Sir Gawain and the Green Knight Appearances Quotes
How we cite our quotes: (Line). We used James Winny's 2004 translation.
Queen Guenevere [sat] gaily dressed and placed in the middle,
Seated on the upper level, adorned all about;
Fine silk surrounding her, a canopy overhead
Of costly French fabric, silk carpets underfoot
That were embroidered and studded with the finest gems
That money could buy at the highest price
The loveliest to see
Glanced round with eyes blue-grey;
That he had had seen a fairer one
Truly could no man say.
(74 - 84)
The richness of Arthur’s court and the beauty of his queen both attest to his power and influence.
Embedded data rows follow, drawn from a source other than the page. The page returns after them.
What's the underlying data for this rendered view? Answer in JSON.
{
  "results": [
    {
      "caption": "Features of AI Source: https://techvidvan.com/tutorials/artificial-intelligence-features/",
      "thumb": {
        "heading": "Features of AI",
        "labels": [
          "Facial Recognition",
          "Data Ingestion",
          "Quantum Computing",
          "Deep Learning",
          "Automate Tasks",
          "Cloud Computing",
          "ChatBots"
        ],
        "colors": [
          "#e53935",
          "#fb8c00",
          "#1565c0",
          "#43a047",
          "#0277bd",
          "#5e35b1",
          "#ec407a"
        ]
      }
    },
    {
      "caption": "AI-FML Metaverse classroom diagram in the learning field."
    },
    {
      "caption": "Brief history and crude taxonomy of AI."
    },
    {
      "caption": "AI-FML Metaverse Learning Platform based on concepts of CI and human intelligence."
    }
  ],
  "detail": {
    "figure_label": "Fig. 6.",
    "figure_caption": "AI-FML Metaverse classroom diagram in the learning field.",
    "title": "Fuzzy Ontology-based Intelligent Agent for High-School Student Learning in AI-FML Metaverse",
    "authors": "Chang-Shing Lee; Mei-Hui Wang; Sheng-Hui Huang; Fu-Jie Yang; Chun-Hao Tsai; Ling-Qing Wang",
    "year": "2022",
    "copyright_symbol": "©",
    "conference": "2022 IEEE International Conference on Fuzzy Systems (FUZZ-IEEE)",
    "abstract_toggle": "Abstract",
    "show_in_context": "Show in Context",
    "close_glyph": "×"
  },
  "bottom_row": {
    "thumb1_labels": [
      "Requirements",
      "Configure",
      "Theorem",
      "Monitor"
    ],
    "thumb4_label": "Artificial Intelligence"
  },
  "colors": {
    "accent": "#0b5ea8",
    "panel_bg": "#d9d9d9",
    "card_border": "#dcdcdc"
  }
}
In this passage, Guenevere plays the role of Arthur’s possession just as much as the gems and fine silk carpets and canopies that surround her.
. . . . . There bursts in at the hall door a terrible figure,
In his stature the very tallest on earth.
From the waist to the neck so thick-set and square,
And his loins and his limbs so massive and long,
In truth half a giant I believe he was,
But anyway of all men I judge him to be the largest,
And the most attractive of his size who could sit on a horse.
For while in back and chest his body was forbidding,
Both his belly and waist were becomingly trim,
And every part of his body equally elegant
His hue astounded them,
Set in his looks so keen;
For boldly he rode in,
Completely emerald green.
(136 - 150)
The Green Knight is both monstrous and beautiful: his great size makes him something of a giant, creatures which had fearsome reputations in medieval romances. Besides that, he’s completely green! But on the other hand, his body is elegant, and he appears to be in great shape if his large chest and back paired with a trim waist are any indication.
And all arrayed in green that man and his clothes:
A straight close-fitting coat that clung to his body,
A pleasant mantle over that, adorned within
With plain trimmed fur, the facing made bright
With gay shining ermine, and his hood of the same
Thrown back from his hair and laid over his shoulders.
Neat tightly-drawn stockings coloured to match
Clinging to his calf, and shining spurs below
Of bright gold, over embroidered and richly striped silk.
(151 - 159)
The Green Knight’s clothing indicates that he is very wealthy: fur, particularly ermine, was a very expensive material and embroidered, striped silk would have been costly and time-consuming to make. The lines following these go on to detail the embroidery, bead and metalwork of the Knight’s tack and saddle, all of which indicate a similar degree of wealth and time investment.